A joint checking account can make you feel equal in the financial decision making. It makes each person accountable to one another regarding finances.
Both parties can access the funds without letting the other party know how the money was spent.
I feel you should have separate accounts for personal spending and a joint account for paying household expenses. Each person can contribute an agreed amount to find a happy balance.
With a joint checking account, you are able to track household spending instead of just individual spending. It also helps to build trust and togetherness in a marriage.
It can promote discipline, accountability and budgeting habits for each person on the account.
The misuse or shortage of money is one of the major causes of divorce, and a joint checking account makes spending more transparent. You may not have a dependable balance in the account if each person uses the account separately.
With a joint checking account, each person may not be aware of possible overdrafts, and it doesn’t promote good overall money management.
When we talk with members that are married, most prefer and are happier with the following layout:
One checking account for each spouse – This gives each person some control (amount deposited per pay check).
One checking account for the household – You can use this to pay household bills, there is less stress in paying the bills and you know that bills are paid because a clear line is defined for the use of this account.
One shared savings account – This keeps the savings in one place, and you can both decide together if a withdrawal is needed.
Get to know our Nationally Certified Credit Counselors on our website, and feel free to reach out to any of them if you have any questions or would like to find out more about Pelican’s free credit counseling program.*
*Pelican State CU membership required to take advantage of free credit counseling services. Visit pelicanstatecu.com/join to become a member. You have the right to a free credit report from AnnualCreditReport.com or 877-322-8228, the ONLY authorized source under federal law. Credit counseling is not intended to give you financial advice, but the financial education you need to make informed decisions. Results may vary. Pelican and its employees are not responsible for any claim, suit, action or damage resulting from credit counseling.

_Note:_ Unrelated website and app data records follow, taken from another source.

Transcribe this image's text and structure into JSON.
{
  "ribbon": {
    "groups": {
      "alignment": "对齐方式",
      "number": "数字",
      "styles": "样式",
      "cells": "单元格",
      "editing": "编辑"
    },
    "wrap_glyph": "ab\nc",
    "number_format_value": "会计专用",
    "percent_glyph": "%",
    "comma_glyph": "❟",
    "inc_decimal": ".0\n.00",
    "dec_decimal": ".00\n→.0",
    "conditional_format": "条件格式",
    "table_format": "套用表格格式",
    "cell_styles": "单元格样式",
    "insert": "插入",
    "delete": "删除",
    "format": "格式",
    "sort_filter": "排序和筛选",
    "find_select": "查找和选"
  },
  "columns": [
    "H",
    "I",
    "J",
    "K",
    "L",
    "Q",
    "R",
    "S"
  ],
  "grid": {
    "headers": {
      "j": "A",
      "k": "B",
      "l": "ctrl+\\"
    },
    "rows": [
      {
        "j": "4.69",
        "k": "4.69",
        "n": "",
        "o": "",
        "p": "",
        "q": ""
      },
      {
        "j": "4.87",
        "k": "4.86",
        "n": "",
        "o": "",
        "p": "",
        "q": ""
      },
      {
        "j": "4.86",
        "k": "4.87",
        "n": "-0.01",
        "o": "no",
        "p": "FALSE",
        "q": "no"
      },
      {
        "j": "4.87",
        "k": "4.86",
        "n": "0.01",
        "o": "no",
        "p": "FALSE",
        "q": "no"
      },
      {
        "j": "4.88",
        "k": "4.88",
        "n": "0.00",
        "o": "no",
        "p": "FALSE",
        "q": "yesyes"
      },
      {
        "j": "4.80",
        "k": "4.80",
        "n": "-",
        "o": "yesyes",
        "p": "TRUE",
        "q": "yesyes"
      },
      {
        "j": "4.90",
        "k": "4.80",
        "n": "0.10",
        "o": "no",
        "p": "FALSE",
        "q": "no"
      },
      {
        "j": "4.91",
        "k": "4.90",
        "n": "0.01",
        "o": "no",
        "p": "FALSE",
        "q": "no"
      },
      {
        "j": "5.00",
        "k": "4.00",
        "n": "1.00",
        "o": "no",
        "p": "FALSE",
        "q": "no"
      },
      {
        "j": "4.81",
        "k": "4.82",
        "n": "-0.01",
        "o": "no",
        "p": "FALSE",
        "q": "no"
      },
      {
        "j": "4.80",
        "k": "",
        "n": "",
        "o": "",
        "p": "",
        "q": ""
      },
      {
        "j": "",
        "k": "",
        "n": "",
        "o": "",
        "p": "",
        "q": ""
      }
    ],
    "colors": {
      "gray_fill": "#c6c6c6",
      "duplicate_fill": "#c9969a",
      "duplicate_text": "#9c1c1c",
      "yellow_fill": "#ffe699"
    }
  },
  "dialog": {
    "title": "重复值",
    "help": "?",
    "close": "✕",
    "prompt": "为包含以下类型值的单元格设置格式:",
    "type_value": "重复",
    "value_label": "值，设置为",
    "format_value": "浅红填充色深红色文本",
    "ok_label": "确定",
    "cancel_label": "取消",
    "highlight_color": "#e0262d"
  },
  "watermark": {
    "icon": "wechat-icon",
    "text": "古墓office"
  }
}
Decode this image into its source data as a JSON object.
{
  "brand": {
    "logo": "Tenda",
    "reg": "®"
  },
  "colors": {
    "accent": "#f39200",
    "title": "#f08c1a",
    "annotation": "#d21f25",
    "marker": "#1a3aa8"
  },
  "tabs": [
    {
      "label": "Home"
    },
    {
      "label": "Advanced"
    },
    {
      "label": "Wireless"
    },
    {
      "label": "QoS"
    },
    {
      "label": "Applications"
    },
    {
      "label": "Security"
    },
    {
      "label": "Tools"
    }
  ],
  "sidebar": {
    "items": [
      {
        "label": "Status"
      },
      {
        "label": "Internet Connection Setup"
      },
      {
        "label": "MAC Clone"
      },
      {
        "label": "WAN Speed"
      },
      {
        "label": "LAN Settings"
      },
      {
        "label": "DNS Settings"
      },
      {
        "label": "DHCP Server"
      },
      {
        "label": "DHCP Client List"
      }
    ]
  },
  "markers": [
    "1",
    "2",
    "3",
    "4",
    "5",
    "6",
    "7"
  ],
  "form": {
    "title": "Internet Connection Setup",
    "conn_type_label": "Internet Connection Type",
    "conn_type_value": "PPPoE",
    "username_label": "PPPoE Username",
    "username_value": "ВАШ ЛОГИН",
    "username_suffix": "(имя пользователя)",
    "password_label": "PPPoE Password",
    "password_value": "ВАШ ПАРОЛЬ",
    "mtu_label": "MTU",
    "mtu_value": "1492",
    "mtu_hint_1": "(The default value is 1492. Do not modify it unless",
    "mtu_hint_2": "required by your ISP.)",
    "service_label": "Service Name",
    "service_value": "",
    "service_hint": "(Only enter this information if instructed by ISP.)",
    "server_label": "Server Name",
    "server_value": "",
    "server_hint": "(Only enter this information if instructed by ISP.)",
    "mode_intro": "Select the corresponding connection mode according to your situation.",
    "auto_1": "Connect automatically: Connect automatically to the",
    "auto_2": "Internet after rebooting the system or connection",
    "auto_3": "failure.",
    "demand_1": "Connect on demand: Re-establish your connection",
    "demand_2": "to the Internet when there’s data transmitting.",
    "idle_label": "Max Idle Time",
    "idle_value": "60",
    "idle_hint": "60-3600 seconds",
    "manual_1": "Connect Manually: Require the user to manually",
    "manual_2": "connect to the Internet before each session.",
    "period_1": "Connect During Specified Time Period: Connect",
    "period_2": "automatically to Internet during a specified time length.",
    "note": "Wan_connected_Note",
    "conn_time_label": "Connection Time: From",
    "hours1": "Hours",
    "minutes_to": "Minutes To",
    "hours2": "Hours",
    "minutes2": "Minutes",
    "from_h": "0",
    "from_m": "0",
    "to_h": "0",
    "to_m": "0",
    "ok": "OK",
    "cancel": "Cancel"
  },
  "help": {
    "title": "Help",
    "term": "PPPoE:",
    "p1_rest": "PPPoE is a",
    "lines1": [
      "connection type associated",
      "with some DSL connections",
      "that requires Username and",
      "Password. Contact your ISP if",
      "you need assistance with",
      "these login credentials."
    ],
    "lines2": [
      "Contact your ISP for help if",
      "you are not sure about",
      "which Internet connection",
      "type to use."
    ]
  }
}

Once a Pelican State CU member, always a member—through life’s milestones, we’ll always be there to help you with your financial needs. Your Financial Family for Life. Give us a call at 800-351-4877.